J.B. Hunt To Add More Than 1,000 Corporate Jobs In Northwest Arkansas

Dec 10, 2015

Johnelle Hunt, co-founder of J.B. Hunt Transport Services, visits with Mike Malone, the CEO of the Northwest Arkansas Council at the company’s expansion plans announcement in Lowell on Wednesday.
Credit Talk Business & Politics

Lowell-based J.B. Hunt Transport Services announced Wednesday a corporate expansion plan that will add more than 1,000 jobs in Northwest Arkansas in the next six years.

The transportation and logistics company broke ground in September on a new 133,000-square-foot central office building that is scheduled to be completed in spring 2017. The company has not disclosed a total cost for the large project that will be home to the 1,000 new employees estimated to be hired in the next six years, according to CEO John Roberts III. Using industry averages, the estimated construction cost of the new three-story office building is between $8 million and $9 million. 

Roberts told the small crowd at the Wednesday announcement that the expansion was well thought out as part of the company’s forward-looking approach fueled by consistent growth over the past five decades. He said this new operations building will allow the company to bring together its business services that is scattered across several different locations. Roberts said having the groups working collaboratively in one facility will be a long-term benefit. 

“In the past five years, J.B. Hunt has been successful in growing revenues from $3.8 billion to $6.2 billion,” Roberts noted in a statement. “This accomplishment would not be possible without our dedicated employees. As J.B. Hunt’s mark on the transportation industry gets larger, so will our workforce. Many new, full-time jobs will be created during the next six years to aid in this growth. J.B. Hunt is built on a foundation of innovation, tenacity and employees working together to offer exceptional services to our customers and communities.”

LOWELL ROOTS HISTORY
He told the group that even amid industry challenges, all of the company’s four operating divisions were profitable and growing and the company is well positioned for future growth with a strong capital base from which to draw. He said the company’s vision is to be bigger, better and stronger and that’s a tradition firmly rooted in its company history.

“We were founded by people who think big,” Roberts said.

Johnelle Hunt, co-founder and the company’s largest shareholder, shared with the group that the reason her husband chose to locate the trucking company in Lowell more than 40 years ago was because that was the cheapest place to buy land at the time. 

“That’s the truth. But when we went on our world tour to showcase the company when it went public (1982) Johnny always told people everywhere we went that he chose Lowell, Ark., because it was the center of the universe,” she said.

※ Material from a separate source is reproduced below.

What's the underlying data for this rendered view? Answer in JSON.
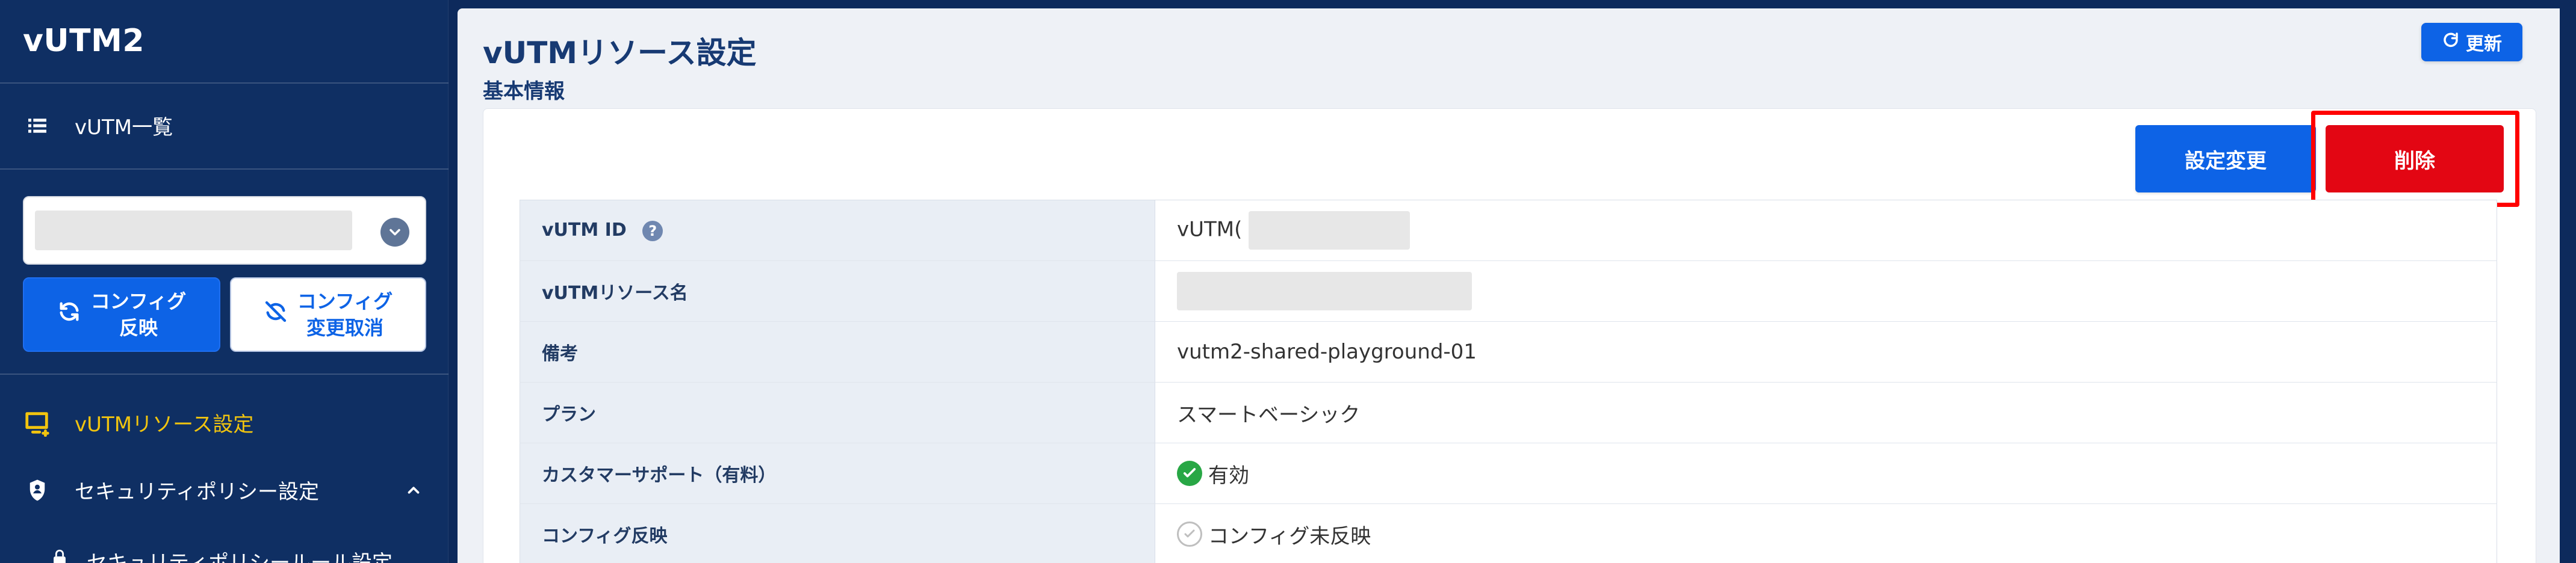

J.B. Hunt is one of the largest transportation companies in North America and is also one of Arkansas’ seven homegrown Fortune 500 companies. The company was incorporated in Arkansas in August 1961 and has been a publicly held company since the company’s initial public offering in 1983. In July 2015, the company was selected to join the Standard & Poor’s 500 Index, the market index widely recognized as a standard of comparison for investment performance. Company shares (NASDAQ: JBHT) closed Wednesday at $74.21, up 51 cents. During the past 52 weeks the share price has ranged from a $93.50 high to a $70.58 low.

STATE SUPPORT
Also at the announcement was Gov. Asa Hutchinson (R).

“J.B. Hunt is an Arkansas institution and one of our state’s best entrepreneurial success stories.” Hutchinson said. “I grew up here, I have roamed these hills and it’s an honor to be here today to recognize this great company and its co-founder that has poured a lifetime of dedication to this region and state.”

Because of the expansion size and commitment to new jobs, the state has given a discretionary 3.9% cash rebate on new payroll over the next six years. The state will also provide sales tax refunds on the building materials, taxable machinery and equipment associated with the expansion project.

He shared a memory of when J.B. Hunt, Don Tyson and Sam Walton were all brought together by then-Congressman John Paul Hammerschmidt in a House Transportation Committee hearing. These three legendary entrepreneurs testified about the need for more roads.

“I wish we could call them all back to testify again because we need continued emphasis upon roads,” Hutchinson said.

The governor also commended J.B. Hunt for the number of tech jobs it provides in the state. He said growing jobs is an overall emphasis of his administration, but tech job expansion and a skilled tech workforce is at the top of the priority list.

The company employs more than 20,000 people in 400 facilities across the contiguous U.S.